For many of us, bees are harmless creatures and a crucial part of the ecosystem. However, things can get scary if they decide to nest in our house. These creatures are known for stinging when feeling in danger, leading to dangerous situations if there are allergic reactions or children around.
While it’s not exactly possible to prevent bees from flying on your house, you can use some strategies to make the bees leave soon, not allowing them to nest in your roof or walls.
Most homeowners don’t want bees in their homes, but it’s crucial to know how to deal with them to avoid issues with the ecosystem.
According to a survey by the Bee Informed Partnership, the managed bee population fell by 40% between April 1 of 2018 and April 1 of 2019. According to preliminary statistics from October 1, 2019, to April 1, 2020, the controlled bee population continued to decline by 22.2%. These numbers are alarming, so killing bees is not an option.
Before calling a Queen Creek pest control company, read our recommendations to prevent bees from nesting in your house in the safest way possible.
Bee populations begin to reproduce during the swarming season. They branch out to establish new colonies because of the colony’s expansion. These bee swarms travel together, with the young queen napping by as scout bees look around for a good site to nest.
Areas that smell like honey are appealing to bees looking for a new home. Those areas serve as a magnet for bees if there have been beehives in the past, or if they haven’t been properly removed. Similarly, their resourcefulness will seek your region if your home is in its favored climate or has a rich food source nearby.
Typically, your initial assumption when you see a bee flying around is that it entered through an open window or a left open door. Bees may have discovered a way inside if they frequently visit your house.
But windows and doors aren’t the only entering options. Here’s a list of the most typical places a bee might enter your home according to an experienced Glendale pest control company:
Even large bees may fit into a quarter-inch hole. This implies that even tiny gaps in the siding may not be secure. Bees and wasps should be kept away from your home if you can learn to caulk those cracks or repair holes in your window screens.
If you notice bees flying up into your ceilings or in an area with a fireplace, they may have entered through the chimney. We advise hiring a professional bee removal service because getting rid of bees in a chimney is risky. Turn off all radios and other sound-producing devices, then sit next to your chimney and listen to see whether there are bees inside. You should be able to hear a buzzing in the absence of sound.

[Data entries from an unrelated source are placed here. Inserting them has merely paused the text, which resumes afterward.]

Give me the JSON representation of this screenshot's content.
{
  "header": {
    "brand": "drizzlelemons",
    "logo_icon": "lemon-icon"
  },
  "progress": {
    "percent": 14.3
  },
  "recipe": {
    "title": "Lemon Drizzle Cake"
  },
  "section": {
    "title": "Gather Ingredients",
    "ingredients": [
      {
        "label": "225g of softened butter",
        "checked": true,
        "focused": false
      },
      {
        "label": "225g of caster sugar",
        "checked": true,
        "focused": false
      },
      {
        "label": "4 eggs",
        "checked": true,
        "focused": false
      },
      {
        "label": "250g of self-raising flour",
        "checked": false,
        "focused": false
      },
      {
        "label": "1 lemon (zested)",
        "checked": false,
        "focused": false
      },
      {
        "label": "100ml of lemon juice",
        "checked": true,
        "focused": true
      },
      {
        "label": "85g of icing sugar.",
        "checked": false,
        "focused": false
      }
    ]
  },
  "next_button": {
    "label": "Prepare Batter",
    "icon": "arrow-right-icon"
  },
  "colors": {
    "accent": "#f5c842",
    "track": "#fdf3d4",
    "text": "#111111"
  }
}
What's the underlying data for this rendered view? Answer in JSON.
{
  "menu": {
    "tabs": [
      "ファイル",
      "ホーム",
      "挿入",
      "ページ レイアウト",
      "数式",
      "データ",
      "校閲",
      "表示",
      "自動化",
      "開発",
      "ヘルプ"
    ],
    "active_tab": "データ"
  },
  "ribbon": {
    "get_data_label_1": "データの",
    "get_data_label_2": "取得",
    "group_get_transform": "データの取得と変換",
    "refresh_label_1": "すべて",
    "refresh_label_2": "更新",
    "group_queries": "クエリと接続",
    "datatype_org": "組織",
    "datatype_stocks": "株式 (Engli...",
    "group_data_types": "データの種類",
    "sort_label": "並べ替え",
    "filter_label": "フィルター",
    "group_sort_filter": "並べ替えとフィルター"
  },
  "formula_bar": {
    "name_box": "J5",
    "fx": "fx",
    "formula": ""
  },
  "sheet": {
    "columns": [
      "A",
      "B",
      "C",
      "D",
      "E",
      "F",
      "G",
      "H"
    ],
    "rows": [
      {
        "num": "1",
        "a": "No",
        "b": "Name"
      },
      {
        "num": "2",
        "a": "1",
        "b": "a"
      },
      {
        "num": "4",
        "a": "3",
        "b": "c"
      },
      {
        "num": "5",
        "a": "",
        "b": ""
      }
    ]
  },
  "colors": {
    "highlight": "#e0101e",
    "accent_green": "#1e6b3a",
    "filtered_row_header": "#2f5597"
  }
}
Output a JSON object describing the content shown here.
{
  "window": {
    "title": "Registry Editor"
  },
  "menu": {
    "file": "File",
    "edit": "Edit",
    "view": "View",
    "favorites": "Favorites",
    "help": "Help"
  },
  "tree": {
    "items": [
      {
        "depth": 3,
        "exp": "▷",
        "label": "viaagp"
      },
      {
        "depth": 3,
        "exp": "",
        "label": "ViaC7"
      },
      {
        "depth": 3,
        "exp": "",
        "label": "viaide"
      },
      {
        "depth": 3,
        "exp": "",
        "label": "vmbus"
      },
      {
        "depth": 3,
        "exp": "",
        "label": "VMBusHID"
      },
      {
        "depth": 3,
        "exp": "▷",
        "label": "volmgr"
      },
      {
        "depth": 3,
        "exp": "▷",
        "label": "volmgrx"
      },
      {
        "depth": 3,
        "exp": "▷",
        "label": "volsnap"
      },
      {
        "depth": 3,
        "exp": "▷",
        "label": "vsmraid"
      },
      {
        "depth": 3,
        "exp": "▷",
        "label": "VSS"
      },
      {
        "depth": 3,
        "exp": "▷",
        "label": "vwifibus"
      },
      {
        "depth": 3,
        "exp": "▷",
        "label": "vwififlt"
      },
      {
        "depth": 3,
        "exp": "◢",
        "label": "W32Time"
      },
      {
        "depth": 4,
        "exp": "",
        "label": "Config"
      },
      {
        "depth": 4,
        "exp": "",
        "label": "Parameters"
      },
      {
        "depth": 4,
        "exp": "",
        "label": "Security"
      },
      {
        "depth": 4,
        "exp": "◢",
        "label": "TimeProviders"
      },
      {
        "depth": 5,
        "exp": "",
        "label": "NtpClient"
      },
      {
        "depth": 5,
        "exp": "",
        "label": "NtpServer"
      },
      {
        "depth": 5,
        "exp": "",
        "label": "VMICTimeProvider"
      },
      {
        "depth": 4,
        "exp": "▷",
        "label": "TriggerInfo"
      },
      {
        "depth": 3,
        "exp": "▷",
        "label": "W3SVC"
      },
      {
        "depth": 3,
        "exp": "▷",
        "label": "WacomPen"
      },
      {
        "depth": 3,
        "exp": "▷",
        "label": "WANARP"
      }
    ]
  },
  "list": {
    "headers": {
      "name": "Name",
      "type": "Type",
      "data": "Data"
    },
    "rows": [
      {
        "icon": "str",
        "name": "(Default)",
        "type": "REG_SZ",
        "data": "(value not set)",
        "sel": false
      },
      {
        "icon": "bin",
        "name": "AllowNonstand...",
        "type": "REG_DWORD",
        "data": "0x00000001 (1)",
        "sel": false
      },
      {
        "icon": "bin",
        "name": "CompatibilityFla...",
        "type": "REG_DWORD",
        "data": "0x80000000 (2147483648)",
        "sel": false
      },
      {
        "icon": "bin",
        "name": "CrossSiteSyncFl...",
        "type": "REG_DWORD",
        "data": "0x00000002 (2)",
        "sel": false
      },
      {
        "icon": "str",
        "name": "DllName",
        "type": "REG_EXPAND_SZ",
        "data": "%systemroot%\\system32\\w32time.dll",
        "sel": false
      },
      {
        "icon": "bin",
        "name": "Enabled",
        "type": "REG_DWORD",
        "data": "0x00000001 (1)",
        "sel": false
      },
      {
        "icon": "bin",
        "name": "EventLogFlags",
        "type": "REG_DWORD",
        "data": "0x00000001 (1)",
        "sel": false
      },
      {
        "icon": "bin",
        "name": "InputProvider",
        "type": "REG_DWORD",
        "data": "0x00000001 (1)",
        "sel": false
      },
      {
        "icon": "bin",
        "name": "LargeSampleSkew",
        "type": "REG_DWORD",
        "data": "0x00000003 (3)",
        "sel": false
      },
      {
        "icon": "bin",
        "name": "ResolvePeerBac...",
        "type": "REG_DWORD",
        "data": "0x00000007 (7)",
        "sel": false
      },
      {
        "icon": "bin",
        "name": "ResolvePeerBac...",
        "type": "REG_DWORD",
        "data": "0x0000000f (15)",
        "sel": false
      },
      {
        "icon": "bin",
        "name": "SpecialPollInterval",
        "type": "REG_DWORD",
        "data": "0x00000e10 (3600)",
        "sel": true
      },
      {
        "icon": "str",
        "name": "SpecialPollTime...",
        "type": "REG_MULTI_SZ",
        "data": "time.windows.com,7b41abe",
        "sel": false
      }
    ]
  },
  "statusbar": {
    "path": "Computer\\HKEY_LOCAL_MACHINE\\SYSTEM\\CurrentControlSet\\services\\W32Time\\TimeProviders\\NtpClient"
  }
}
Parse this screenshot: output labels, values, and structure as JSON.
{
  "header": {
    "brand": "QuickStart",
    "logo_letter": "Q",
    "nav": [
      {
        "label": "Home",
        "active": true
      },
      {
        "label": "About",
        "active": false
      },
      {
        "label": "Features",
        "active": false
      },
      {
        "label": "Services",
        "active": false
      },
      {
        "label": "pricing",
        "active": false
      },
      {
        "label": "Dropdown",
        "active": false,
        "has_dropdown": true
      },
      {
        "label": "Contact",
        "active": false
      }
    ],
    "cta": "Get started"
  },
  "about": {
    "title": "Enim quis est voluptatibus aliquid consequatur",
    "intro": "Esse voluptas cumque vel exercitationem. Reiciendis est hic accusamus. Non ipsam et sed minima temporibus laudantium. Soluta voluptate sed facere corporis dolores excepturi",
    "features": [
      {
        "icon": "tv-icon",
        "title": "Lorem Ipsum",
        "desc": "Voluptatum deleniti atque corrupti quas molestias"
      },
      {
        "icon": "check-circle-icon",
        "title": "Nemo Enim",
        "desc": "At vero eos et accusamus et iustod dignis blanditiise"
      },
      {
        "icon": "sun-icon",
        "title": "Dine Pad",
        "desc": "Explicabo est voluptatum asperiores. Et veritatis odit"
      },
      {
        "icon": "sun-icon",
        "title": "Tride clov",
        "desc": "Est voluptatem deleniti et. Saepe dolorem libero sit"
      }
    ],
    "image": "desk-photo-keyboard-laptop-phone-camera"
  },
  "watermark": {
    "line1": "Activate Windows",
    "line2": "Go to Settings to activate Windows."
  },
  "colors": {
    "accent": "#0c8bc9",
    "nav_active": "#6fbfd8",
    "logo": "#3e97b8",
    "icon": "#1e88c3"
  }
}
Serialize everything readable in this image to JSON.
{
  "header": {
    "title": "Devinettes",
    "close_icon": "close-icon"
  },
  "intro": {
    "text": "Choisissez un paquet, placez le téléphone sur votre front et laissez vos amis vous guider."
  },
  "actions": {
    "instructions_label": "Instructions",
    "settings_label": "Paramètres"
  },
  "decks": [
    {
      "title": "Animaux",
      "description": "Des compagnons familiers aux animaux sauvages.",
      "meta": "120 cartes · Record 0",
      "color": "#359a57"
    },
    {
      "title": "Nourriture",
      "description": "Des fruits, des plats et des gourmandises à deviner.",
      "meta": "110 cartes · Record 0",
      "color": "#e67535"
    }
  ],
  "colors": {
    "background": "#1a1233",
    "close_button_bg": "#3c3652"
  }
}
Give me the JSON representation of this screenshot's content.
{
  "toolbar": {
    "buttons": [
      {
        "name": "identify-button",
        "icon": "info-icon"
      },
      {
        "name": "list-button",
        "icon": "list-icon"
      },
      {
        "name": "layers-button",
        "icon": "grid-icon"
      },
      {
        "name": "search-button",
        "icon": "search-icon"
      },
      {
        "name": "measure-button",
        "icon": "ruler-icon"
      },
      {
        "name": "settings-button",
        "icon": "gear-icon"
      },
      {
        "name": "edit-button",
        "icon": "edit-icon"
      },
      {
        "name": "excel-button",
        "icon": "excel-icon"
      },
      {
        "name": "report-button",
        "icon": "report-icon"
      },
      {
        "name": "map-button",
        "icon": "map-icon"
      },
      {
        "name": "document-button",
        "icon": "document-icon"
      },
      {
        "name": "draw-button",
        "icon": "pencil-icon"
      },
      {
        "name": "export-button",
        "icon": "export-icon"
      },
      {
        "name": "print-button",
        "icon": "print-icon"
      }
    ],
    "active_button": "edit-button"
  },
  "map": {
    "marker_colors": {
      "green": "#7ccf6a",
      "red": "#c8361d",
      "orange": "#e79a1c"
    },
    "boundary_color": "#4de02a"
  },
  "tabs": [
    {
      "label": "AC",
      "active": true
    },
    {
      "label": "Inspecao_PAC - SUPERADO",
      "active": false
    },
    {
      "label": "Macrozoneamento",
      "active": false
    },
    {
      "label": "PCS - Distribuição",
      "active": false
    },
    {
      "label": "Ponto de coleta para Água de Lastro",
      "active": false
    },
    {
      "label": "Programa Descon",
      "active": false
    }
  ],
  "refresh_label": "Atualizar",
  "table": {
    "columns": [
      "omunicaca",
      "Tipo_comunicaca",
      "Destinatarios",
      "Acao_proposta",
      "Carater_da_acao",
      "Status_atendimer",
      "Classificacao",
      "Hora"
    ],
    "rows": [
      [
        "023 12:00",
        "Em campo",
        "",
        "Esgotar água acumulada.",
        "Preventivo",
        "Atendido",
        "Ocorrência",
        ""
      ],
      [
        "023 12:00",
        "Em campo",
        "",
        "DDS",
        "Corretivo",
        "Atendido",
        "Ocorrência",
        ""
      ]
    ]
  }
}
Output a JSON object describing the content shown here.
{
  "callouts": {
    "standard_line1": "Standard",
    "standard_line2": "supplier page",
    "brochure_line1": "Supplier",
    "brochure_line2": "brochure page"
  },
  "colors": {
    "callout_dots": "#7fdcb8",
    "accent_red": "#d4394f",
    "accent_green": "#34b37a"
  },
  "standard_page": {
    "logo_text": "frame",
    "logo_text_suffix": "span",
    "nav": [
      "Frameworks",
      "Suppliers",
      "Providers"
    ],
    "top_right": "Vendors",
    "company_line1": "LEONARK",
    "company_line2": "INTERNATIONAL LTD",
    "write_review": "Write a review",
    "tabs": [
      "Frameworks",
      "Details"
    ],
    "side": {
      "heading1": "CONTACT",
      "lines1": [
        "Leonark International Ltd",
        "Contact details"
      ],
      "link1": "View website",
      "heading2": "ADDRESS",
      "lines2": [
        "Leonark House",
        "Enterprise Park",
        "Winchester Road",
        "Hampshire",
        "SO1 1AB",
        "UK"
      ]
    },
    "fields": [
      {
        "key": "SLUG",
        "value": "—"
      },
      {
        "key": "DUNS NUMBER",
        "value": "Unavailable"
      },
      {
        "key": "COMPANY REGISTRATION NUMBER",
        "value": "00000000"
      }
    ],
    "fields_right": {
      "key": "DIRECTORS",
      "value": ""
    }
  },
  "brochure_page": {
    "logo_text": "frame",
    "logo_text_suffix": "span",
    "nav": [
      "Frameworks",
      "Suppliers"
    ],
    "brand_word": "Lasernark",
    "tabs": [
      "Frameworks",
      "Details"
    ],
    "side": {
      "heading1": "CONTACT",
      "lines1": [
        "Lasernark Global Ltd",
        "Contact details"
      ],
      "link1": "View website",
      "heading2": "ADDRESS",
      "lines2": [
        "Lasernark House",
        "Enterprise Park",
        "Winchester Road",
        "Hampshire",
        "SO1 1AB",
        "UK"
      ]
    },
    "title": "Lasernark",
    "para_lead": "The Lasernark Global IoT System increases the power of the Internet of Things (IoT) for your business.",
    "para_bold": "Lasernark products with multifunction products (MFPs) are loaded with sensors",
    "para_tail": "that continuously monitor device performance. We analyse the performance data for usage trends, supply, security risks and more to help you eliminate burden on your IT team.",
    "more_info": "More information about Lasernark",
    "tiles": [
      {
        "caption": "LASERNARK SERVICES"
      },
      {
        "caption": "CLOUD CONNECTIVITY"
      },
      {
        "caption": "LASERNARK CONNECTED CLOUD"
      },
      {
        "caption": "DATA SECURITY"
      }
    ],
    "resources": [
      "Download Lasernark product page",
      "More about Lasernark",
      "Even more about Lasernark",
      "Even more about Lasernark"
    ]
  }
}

There is a chance that a new bee colony has found its way to these areas if you have a duct that connects to your stove’s vent or a laundry vent. If a bee is spending time in a room with a vent, you should listen to the wall along which the vent runs. To stop bees from entering your home, shut these vents and contact a Glendale pest control company.
A gutter might eventually cause holes in the sides of your property if not properly maintained. Little holes can also appear in your basement if there’s no proper maintenance.
Now that we know how and why bees enter our homes, you may wonder, “How do I keep bees away from my house?” Aside from inspecting your home, here are more preventive measures:
Bees can enter any structure through a quarter-inch or bigger aperture. Sealing up any possible openings is one of the best measures you can take. Caulk or metal screens are both tools for covering gaps.
Honey bees will prefer to build a hive in the wild in hollow trees, rock crevices, and other open but protected sites; on your land, they will search for similar locations. Bees can find the ideal home in anything as simple as a broken-down lawnmower.
Make sure the honeycomb in your home has been fully removed. New bees can be drawn to the honeycomb by the same pheromone that guides returning bees home. To ensure you don’t have remnants of the previous five, consult a Gilbert pest control technician.
Bees are likely to return if you’ve ever had them near your home before. Taking preventive measures to protect your home from bees keeps your family safe from unpleasant stings and can help to safeguard the diminishing bee population.
Varsity Termite and Pest Control – Gary Dobert
6056 E Baseline Rd #122